→ **TASK GOAL**: If a line in the material below holds the string "this", tally it, then give the tally alone.

→ **INPUT DATA**:
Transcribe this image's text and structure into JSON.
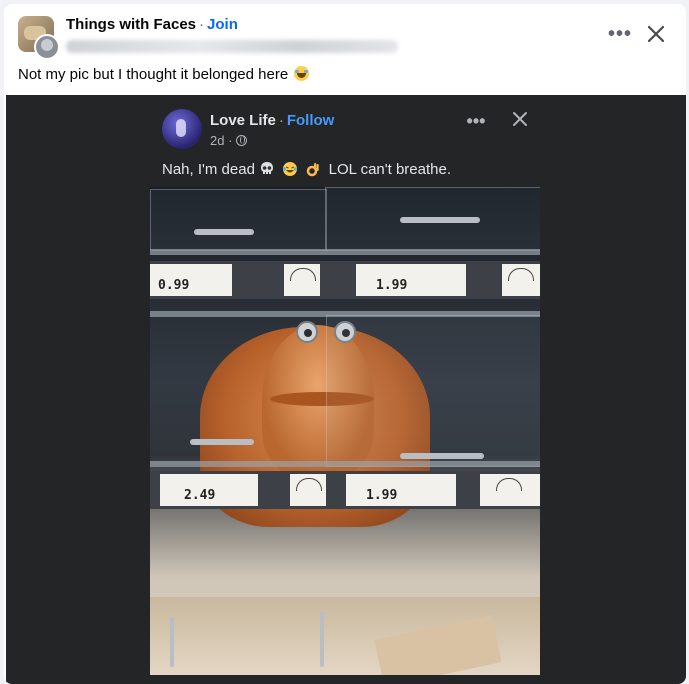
{
  "post": {
    "group_name": "Things with Faces",
    "separator": "·",
    "join_label": "Join",
    "more_label": "•••",
    "caption": "Not my pic but I thought it belonged here",
    "caption_emoji": "laughing-with-tears-emoji"
  },
  "embedded": {
    "page_name": "Love Life",
    "separator": "·",
    "follow_label": "Follow",
    "time": "2d ·",
    "more_label": "•••",
    "caption_start": "Nah, I'm dead",
    "caption_end": "LOL can't breathe.",
    "emojis": [
      "skull-emoji",
      "laughing-with-tears-emoji",
      "ok-hand-emoji"
    ]
  },
  "photo": {
    "top_prices": [
      "0.99",
      "1.99"
    ],
    "bottom_prices": [
      "2.49",
      "1.99"
    ]
  },
  "colors": {
    "link_blue": "#0866ff",
    "follow_blue": "#4599ff",
    "dark_bg": "#242526"
  }
}
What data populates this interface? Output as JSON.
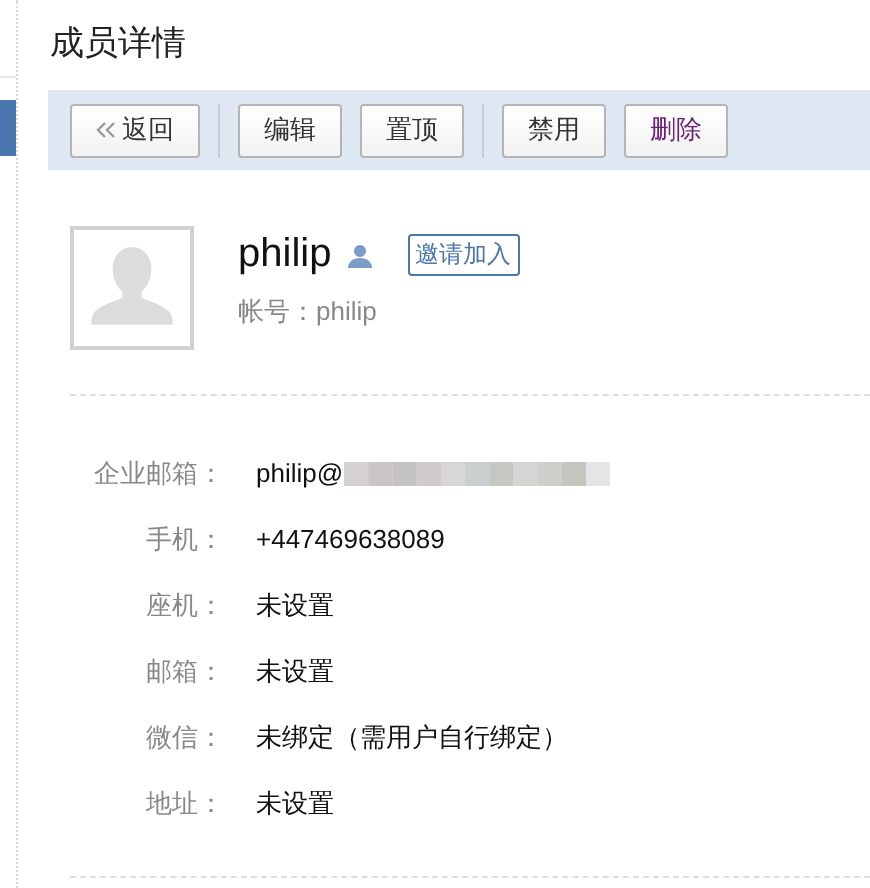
{
  "title": "成员详情",
  "toolbar": [
    {
      "label": "返回",
      "kind": "back"
    },
    {
      "kind": "divider"
    },
    {
      "label": "编辑",
      "kind": "button"
    },
    {
      "label": "置顶",
      "kind": "button"
    },
    {
      "kind": "divider"
    },
    {
      "label": "禁用",
      "kind": "button"
    },
    {
      "label": "删除",
      "kind": "danger"
    }
  ],
  "profile": {
    "name": "philip",
    "invite_button": "邀请加入",
    "account_label": "帐号：",
    "account": "philip"
  },
  "fields": [
    {
      "label": "企业邮箱：",
      "value": "philip@",
      "kind": "redacted"
    },
    {
      "label": "手机：",
      "value": "+447469638089",
      "kind": "text"
    },
    {
      "label": "座机：",
      "value": "未设置",
      "kind": "text"
    },
    {
      "label": "邮箱：",
      "value": "未设置",
      "kind": "text"
    },
    {
      "label": "微信：",
      "value": "未绑定（需用户自行绑定）",
      "kind": "text"
    },
    {
      "label": "地址：",
      "value": "未设置",
      "kind": "text"
    }
  ]
}
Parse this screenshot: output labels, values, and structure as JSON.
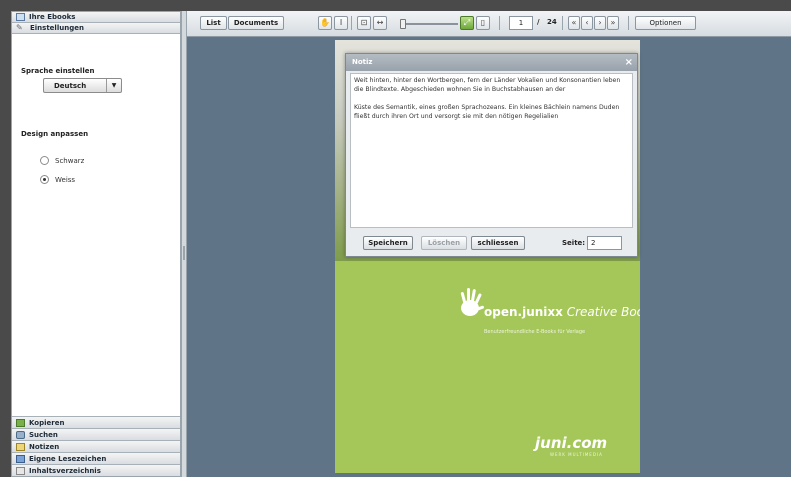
{
  "sidebar": {
    "top_items": [
      {
        "label": "Ihre Ebooks",
        "icon": "book-icon"
      },
      {
        "label": "Einstellungen",
        "icon": "pencil-icon"
      }
    ],
    "settings": {
      "language_title": "Sprache einstellen",
      "language_value": "Deutsch",
      "design_title": "Design anpassen",
      "design_options": [
        {
          "label": "Schwarz",
          "checked": false
        },
        {
          "label": "Weiss",
          "checked": true
        }
      ]
    },
    "bottom_items": [
      {
        "label": "Kopieren",
        "icon": "copy-icon"
      },
      {
        "label": "Suchen",
        "icon": "search-icon"
      },
      {
        "label": "Notizen",
        "icon": "note-icon"
      },
      {
        "label": "Eigene Lesezeichen",
        "icon": "bookmark-icon"
      },
      {
        "label": "Inhaltsverzeichnis",
        "icon": "toc-icon"
      }
    ]
  },
  "toolbar": {
    "list_label": "List",
    "documents_label": "Documents",
    "current_page": "1",
    "page_separator": "/",
    "total_pages": "24",
    "options_label": "Optionen"
  },
  "note_dialog": {
    "title": "Notiz",
    "close_glyph": "×",
    "paragraphs": [
      "Weit hinten, hinter den Wortbergen, fern der Länder Vokalien und Konsonantien leben die Blindtexte. Abgeschieden wohnen Sie in Buchstabhausen an der",
      "Küste des Semantik, eines großen Sprachozeans. Ein kleines Bächlein namens Duden fließt durch ihren Ort und versorgt sie mit den nötigen Regelialien"
    ],
    "save_label": "Speichern",
    "delete_label": "Löschen",
    "close_label": "schliessen",
    "page_label": "Seite:",
    "page_value": "2"
  },
  "book_page": {
    "brand_bold": "open.junixx",
    "brand_italic": "Creative Books",
    "tagline": "Benutzerfreundliche E-Books für Verlage",
    "publisher": "juni.com",
    "publisher_sub": "WERK MULTIMEDIA"
  },
  "colors": {
    "page_green": "#a5c75a",
    "viewer_background": "#5f7587"
  }
}
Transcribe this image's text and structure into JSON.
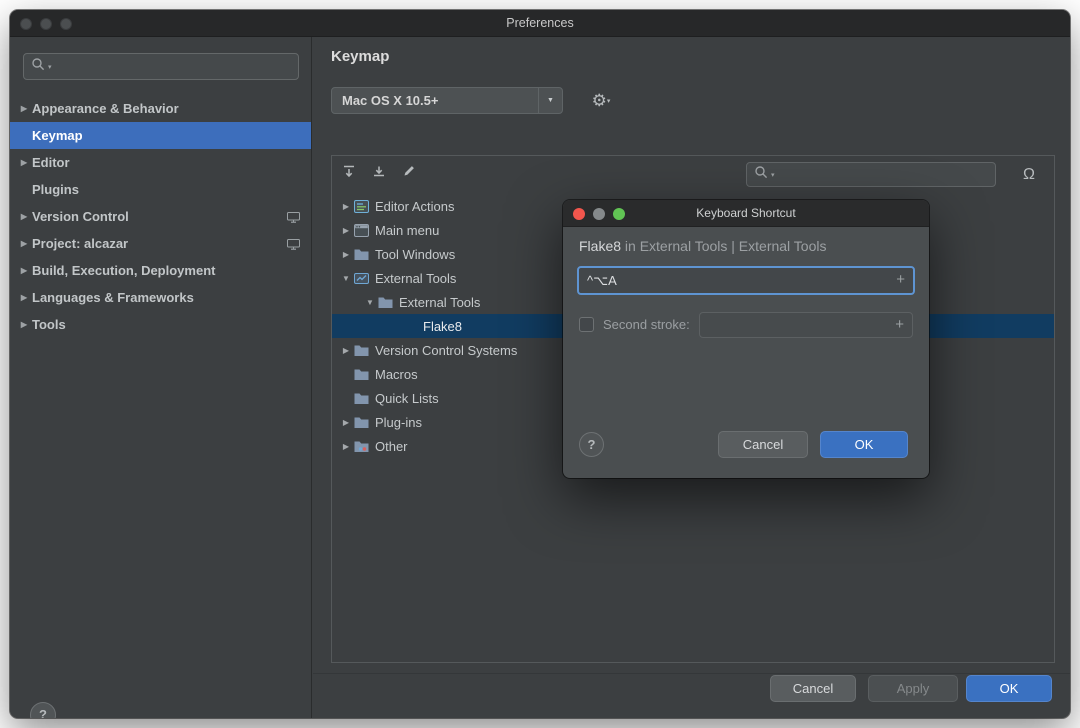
{
  "window": {
    "title": "Preferences"
  },
  "glyphs": {
    "arrow_right": "▶",
    "arrow_down": "▼",
    "combo_arrow": "▼",
    "search_caret": "▾",
    "gear": "⚙",
    "gear_caret": "▾",
    "omega": "Ω",
    "plus": "+",
    "help": "?"
  },
  "colors": {
    "accent_blue": "#3d6ebc",
    "tree_selection": "#113c61",
    "ok_blue": "#3a71c1",
    "focus_blue": "#5e94d2",
    "traffic_red": "#f2564d",
    "traffic_yellow": "#85898b",
    "traffic_green": "#61c454"
  },
  "sidebar": {
    "search_placeholder": "",
    "items": [
      {
        "label": "Appearance & Behavior",
        "arrow": true,
        "selected": false,
        "badge": false
      },
      {
        "label": "Keymap",
        "arrow": false,
        "selected": true,
        "badge": false
      },
      {
        "label": "Editor",
        "arrow": true,
        "selected": false,
        "badge": false
      },
      {
        "label": "Plugins",
        "arrow": false,
        "selected": false,
        "badge": false
      },
      {
        "label": "Version Control",
        "arrow": true,
        "selected": false,
        "badge": true
      },
      {
        "label": "Project: alcazar",
        "arrow": true,
        "selected": false,
        "badge": true
      },
      {
        "label": "Build, Execution, Deployment",
        "arrow": true,
        "selected": false,
        "badge": false
      },
      {
        "label": "Languages & Frameworks",
        "arrow": true,
        "selected": false,
        "badge": false
      },
      {
        "label": "Tools",
        "arrow": true,
        "selected": false,
        "badge": false
      }
    ]
  },
  "main": {
    "title": "Keymap",
    "keymap_scheme": "Mac OS X 10.5+",
    "tree": [
      {
        "label": "Editor Actions",
        "indent": 0,
        "arrow": "right",
        "icon": "editor-actions",
        "selected": false,
        "leaf": false
      },
      {
        "label": "Main menu",
        "indent": 0,
        "arrow": "right",
        "icon": "main-menu",
        "selected": false,
        "leaf": false
      },
      {
        "label": "Tool Windows",
        "indent": 0,
        "arrow": "right",
        "icon": "folder",
        "selected": false,
        "leaf": false
      },
      {
        "label": "External Tools",
        "indent": 0,
        "arrow": "down",
        "icon": "external-tools",
        "selected": false,
        "leaf": false
      },
      {
        "label": "External Tools",
        "indent": 1,
        "arrow": "down",
        "icon": "folder",
        "selected": false,
        "leaf": false
      },
      {
        "label": "Flake8",
        "indent": 2,
        "arrow": "none",
        "icon": "",
        "selected": true,
        "leaf": true
      },
      {
        "label": "Version Control Systems",
        "indent": 0,
        "arrow": "right",
        "icon": "folder",
        "selected": false,
        "leaf": false
      },
      {
        "label": "Macros",
        "indent": 0,
        "arrow": "none",
        "icon": "folder",
        "selected": false,
        "leaf": false
      },
      {
        "label": "Quick Lists",
        "indent": 0,
        "arrow": "none",
        "icon": "folder",
        "selected": false,
        "leaf": false
      },
      {
        "label": "Plug-ins",
        "indent": 0,
        "arrow": "right",
        "icon": "folder",
        "selected": false,
        "leaf": false
      },
      {
        "label": "Other",
        "indent": 0,
        "arrow": "right",
        "icon": "folder-other",
        "selected": false,
        "leaf": false
      }
    ]
  },
  "dialog": {
    "title": "Keyboard Shortcut",
    "subtitle": {
      "action": "Flake8",
      "context": " in External Tools | External Tools"
    },
    "first_stroke": {
      "value": "^⌥A"
    },
    "second_stroke_label": "Second stroke:",
    "buttons": {
      "cancel": "Cancel",
      "ok": "OK"
    }
  },
  "footer": {
    "buttons": {
      "cancel": "Cancel",
      "apply": "Apply",
      "ok": "OK"
    }
  }
}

→ **RESPONSE BOX**: 4